• Requirement
Report every line of the records that includes the word "this".

• Information provided
[Start of section]

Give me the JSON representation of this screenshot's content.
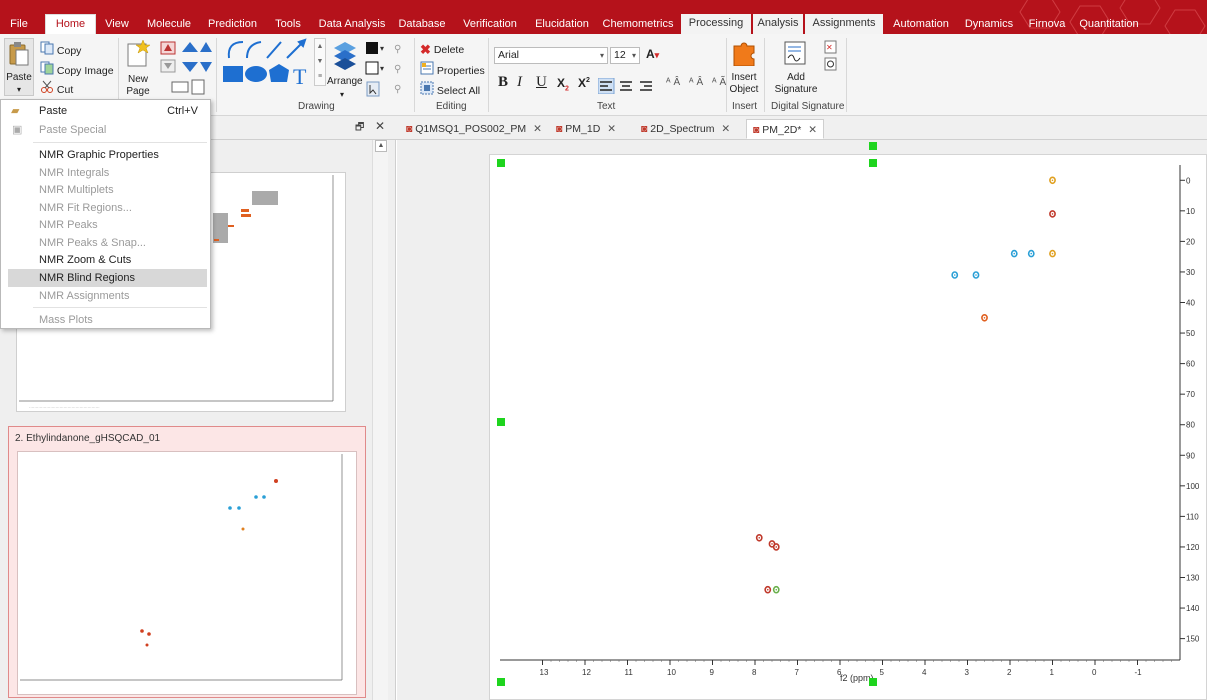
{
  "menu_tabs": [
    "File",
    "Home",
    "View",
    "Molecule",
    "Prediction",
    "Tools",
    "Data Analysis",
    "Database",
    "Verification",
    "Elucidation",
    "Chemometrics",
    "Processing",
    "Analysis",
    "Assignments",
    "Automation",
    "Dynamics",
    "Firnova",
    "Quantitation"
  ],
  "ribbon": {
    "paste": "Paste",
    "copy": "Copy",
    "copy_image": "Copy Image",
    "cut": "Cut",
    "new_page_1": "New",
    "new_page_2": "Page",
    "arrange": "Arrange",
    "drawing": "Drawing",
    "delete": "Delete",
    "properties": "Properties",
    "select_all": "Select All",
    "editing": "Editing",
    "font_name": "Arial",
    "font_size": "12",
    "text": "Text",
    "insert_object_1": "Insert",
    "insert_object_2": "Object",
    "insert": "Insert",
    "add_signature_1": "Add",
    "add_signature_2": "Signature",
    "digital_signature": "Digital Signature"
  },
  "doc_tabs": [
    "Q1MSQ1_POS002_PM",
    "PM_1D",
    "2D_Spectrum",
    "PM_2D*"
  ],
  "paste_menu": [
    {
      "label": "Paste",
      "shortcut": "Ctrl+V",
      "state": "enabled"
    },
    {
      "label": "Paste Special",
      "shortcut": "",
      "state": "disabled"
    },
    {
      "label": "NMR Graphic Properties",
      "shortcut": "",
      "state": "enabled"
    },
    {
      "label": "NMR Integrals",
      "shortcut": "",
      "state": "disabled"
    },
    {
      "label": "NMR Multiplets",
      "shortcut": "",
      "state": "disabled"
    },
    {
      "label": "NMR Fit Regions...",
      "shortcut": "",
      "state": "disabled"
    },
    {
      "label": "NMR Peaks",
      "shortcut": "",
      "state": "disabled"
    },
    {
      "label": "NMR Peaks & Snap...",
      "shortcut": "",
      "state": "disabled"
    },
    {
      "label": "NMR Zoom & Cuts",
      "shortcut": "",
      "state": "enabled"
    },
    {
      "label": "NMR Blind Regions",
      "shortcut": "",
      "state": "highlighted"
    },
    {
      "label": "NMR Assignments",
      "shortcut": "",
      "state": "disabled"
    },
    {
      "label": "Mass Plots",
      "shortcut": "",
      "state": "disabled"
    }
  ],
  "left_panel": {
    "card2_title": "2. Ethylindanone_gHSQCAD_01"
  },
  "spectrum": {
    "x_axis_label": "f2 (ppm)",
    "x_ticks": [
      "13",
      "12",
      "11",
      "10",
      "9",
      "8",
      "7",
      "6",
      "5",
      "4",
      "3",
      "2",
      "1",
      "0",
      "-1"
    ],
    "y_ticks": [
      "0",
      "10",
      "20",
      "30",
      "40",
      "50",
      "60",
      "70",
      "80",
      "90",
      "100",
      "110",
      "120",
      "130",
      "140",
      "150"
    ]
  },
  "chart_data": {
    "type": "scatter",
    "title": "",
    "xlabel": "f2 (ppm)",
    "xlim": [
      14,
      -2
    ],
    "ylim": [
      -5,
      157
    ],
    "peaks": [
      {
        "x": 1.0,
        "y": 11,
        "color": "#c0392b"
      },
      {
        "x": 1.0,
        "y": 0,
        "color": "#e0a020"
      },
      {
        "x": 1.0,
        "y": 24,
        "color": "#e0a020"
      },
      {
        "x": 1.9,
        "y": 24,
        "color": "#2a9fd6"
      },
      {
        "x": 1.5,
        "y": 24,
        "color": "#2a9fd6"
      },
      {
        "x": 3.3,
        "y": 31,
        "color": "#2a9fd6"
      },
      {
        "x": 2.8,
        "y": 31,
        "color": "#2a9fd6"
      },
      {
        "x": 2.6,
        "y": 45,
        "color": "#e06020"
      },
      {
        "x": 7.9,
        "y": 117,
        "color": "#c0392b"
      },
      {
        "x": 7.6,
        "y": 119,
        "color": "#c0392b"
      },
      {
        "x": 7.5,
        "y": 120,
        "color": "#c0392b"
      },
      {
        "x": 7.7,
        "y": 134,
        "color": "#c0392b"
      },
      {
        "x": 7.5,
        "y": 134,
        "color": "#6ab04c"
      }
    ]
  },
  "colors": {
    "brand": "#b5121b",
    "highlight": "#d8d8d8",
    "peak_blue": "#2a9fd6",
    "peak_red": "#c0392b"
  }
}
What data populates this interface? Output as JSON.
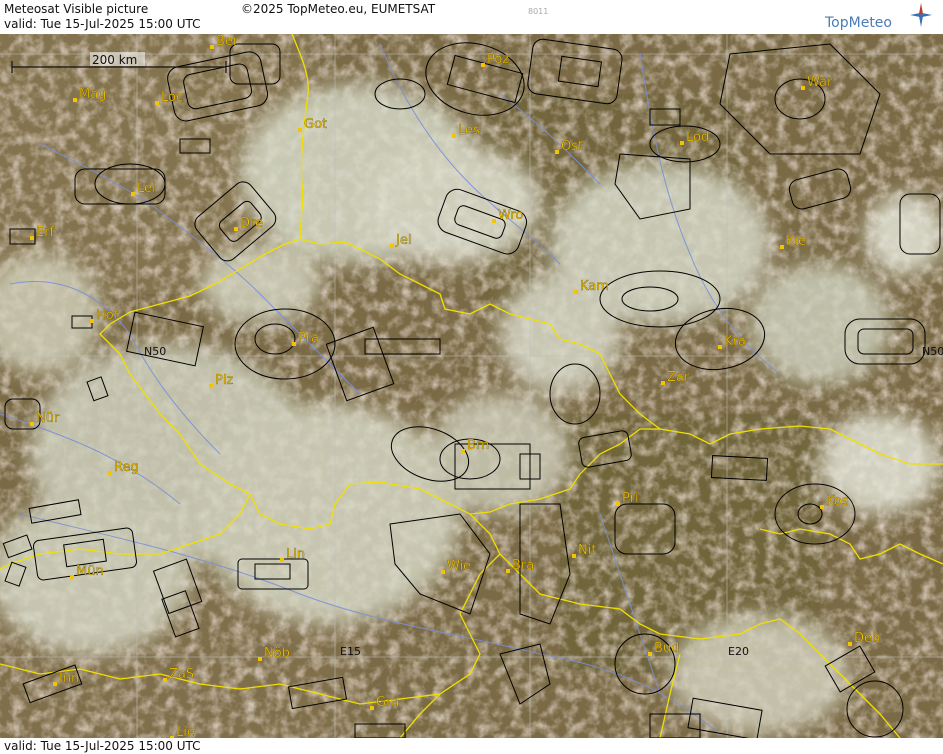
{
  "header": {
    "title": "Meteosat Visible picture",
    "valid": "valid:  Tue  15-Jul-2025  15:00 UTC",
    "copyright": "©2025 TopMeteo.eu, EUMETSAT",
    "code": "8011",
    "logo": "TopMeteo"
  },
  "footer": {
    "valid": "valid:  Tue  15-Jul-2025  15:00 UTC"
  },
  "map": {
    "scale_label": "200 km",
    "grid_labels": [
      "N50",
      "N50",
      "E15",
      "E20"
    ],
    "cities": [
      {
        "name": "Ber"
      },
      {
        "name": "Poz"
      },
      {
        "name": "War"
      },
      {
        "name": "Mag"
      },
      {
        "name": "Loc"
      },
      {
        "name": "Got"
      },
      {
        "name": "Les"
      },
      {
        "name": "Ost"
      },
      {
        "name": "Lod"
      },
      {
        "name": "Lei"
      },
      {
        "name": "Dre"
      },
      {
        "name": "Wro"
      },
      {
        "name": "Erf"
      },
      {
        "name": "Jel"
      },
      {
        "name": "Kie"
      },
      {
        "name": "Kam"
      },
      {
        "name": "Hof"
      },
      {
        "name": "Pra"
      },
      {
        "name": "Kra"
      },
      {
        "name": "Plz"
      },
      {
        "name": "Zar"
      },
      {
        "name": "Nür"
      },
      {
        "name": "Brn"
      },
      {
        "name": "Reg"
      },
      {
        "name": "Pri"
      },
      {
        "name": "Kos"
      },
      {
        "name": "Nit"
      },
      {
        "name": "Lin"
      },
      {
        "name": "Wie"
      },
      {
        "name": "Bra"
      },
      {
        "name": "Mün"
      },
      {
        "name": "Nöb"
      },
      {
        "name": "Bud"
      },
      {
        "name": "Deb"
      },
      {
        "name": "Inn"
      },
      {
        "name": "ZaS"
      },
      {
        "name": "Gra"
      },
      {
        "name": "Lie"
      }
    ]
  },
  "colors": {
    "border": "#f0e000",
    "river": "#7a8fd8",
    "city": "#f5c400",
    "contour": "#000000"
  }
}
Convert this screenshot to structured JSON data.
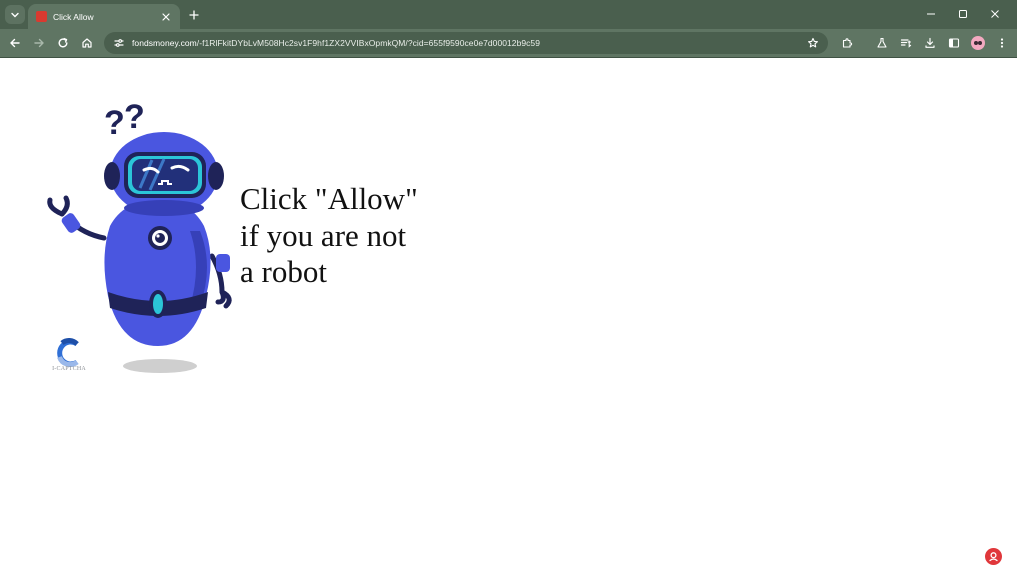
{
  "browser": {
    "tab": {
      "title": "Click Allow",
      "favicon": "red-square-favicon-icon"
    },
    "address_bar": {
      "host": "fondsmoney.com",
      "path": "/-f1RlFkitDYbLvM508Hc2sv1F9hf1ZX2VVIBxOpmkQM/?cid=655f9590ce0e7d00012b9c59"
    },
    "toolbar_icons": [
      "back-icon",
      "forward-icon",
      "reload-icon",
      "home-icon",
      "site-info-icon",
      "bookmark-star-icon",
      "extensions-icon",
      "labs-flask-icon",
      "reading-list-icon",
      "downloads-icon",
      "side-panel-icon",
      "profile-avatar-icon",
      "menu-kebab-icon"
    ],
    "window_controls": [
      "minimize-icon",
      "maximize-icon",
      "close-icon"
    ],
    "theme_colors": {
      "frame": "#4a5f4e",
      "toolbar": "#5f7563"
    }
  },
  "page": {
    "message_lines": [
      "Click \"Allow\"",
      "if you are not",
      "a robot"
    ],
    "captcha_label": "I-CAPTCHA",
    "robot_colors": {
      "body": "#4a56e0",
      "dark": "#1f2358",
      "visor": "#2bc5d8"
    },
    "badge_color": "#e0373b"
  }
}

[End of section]

• Completed task
Give me the JSON representation of this screenshot's content.
What data populates this interface? Output as JSON.
Convert this screenshot to structured JSON data.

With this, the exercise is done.